**RECORDS FOR THE EXERCISE:**
*****

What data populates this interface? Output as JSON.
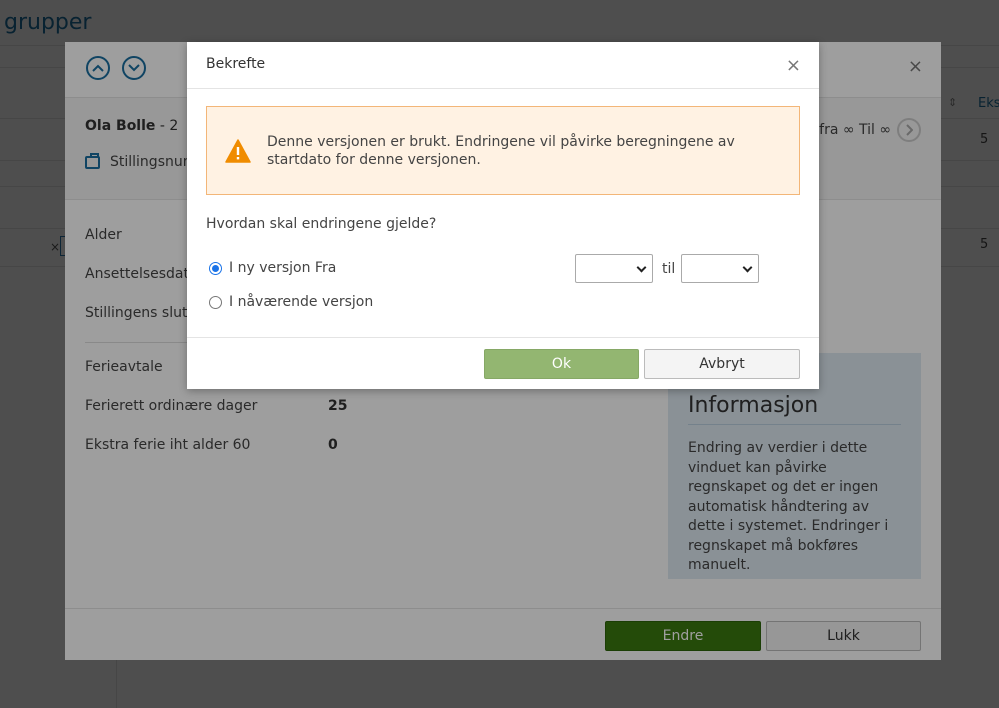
{
  "background": {
    "title": "grupper",
    "column_header": "Eks",
    "rows": [
      {
        "value": "5"
      },
      {
        "value": "5"
      }
    ],
    "clear_glyph": "×"
  },
  "outer_modal": {
    "person_name": "Ola Bolle",
    "person_suffix": " - 2",
    "position_label": "Stillingsnum",
    "validity_text": "fra ∞ Til ∞",
    "close_glyph": "×",
    "fields": [
      {
        "label": "Alder",
        "value": ""
      },
      {
        "label": "Ansettelsesdato",
        "value": ""
      },
      {
        "label": "Stillingens slutto",
        "value": ""
      },
      {
        "label": "Ferieavtale",
        "value": ""
      },
      {
        "label": "Ferierett ordinære dager",
        "value": "25"
      },
      {
        "label": "Ekstra ferie iht alder 60",
        "value": "0"
      }
    ],
    "info_panel": {
      "title": "Informasjon",
      "text": "Endring av verdier i dette vinduet kan påvirke regnskapet og det er ingen automatisk håndtering av dette i systemet. Endringer i regnskapet må bokføres manuelt."
    },
    "buttons": {
      "endre": "Endre",
      "lukk": "Lukk"
    },
    "colors": {
      "primary": "#3a7a0f",
      "link": "#1a6fa0",
      "info_bg": "#dfeaf3"
    }
  },
  "dialog": {
    "title": "Bekrefte",
    "close_glyph": "×",
    "warning_text": "Denne versjonen er brukt. Endringene vil påvirke beregningene av startdato for denne versjonen.",
    "question": "Hvordan skal endringene gjelde?",
    "options": [
      {
        "label": "I ny versjon Fra",
        "checked": true
      },
      {
        "label": "I nåværende versjon",
        "checked": false
      }
    ],
    "from_select_value": "",
    "to_label": "til",
    "to_select_value": "",
    "buttons": {
      "ok": "Ok",
      "cancel": "Avbryt"
    },
    "colors": {
      "warning_bg": "#fff2e3",
      "warning_border": "#f3b678",
      "warning_icon": "#f08c00",
      "ok_bg": "#93b671"
    }
  }
}
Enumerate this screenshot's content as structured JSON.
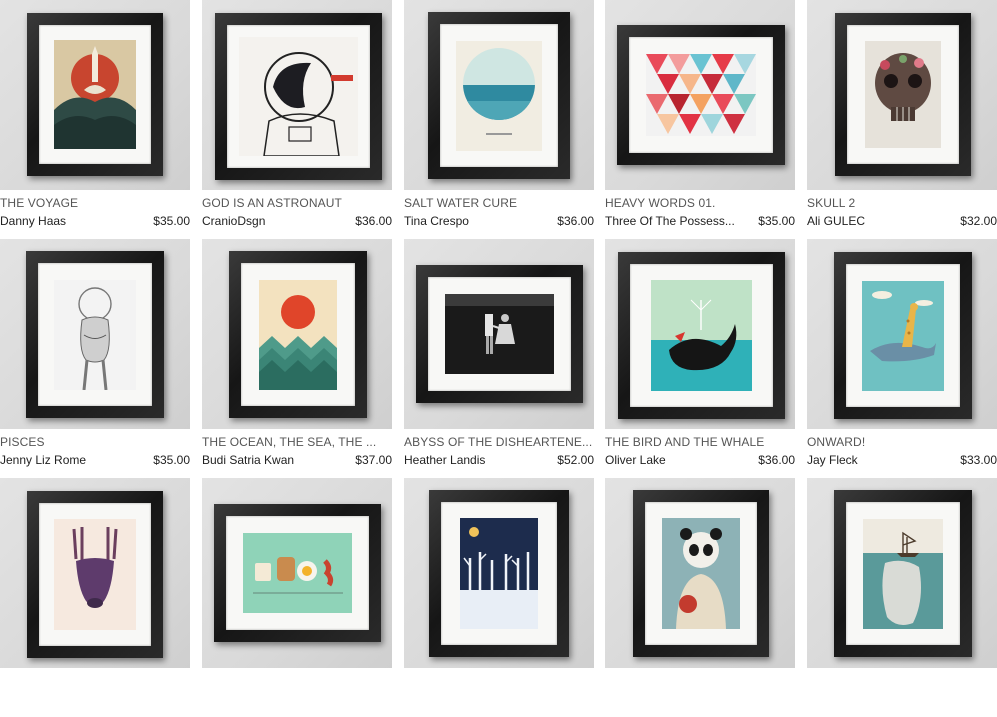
{
  "items": [
    {
      "title": "THE VOYAGE",
      "artist": "Danny Haas",
      "price": "$35.00",
      "art": "voyage-rocket-icon"
    },
    {
      "title": "GOD IS AN ASTRONAUT",
      "artist": "CranioDsgn",
      "price": "$36.00",
      "art": "astronaut-helmet-icon"
    },
    {
      "title": "SALT WATER CURE",
      "artist": "Tina Crespo",
      "price": "$36.00",
      "art": "ocean-circle-icon"
    },
    {
      "title": "HEAVY WORDS 01.",
      "artist": "Three Of The Possess...",
      "price": "$35.00",
      "art": "geometric-triangles-icon"
    },
    {
      "title": "SKULL 2",
      "artist": "Ali GULEC",
      "price": "$32.00",
      "art": "flower-skull-icon"
    },
    {
      "title": "PISCES",
      "artist": "Jenny Liz Rome",
      "price": "$35.00",
      "art": "fishbowl-woman-icon"
    },
    {
      "title": "THE OCEAN, THE SEA, THE ...",
      "artist": "Budi Satria Kwan",
      "price": "$37.00",
      "art": "sun-over-sea-icon"
    },
    {
      "title": "ABYSS OF THE DISHEARTENE...",
      "artist": "Heather Landis",
      "price": "$52.00",
      "art": "couple-underwater-icon"
    },
    {
      "title": "THE BIRD AND THE WHALE",
      "artist": "Oliver Lake",
      "price": "$36.00",
      "art": "bird-and-whale-icon"
    },
    {
      "title": "ONWARD!",
      "artist": "Jay Fleck",
      "price": "$33.00",
      "art": "giraffe-on-whale-icon"
    },
    {
      "title": "",
      "artist": "",
      "price": "",
      "art": "moose-icon"
    },
    {
      "title": "",
      "artist": "",
      "price": "",
      "art": "breakfast-friends-icon"
    },
    {
      "title": "",
      "artist": "",
      "price": "",
      "art": "snowy-forest-icon"
    },
    {
      "title": "",
      "artist": "",
      "price": "",
      "art": "panda-astronaut-icon"
    },
    {
      "title": "",
      "artist": "",
      "price": "",
      "art": "whale-and-ship-icon"
    }
  ]
}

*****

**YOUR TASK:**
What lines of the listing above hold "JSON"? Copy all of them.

**ANSWER TO THE PROBLEM:**
What data populates this interface? Output as JSON.
Enumerate this screenshot's content as structured JSON.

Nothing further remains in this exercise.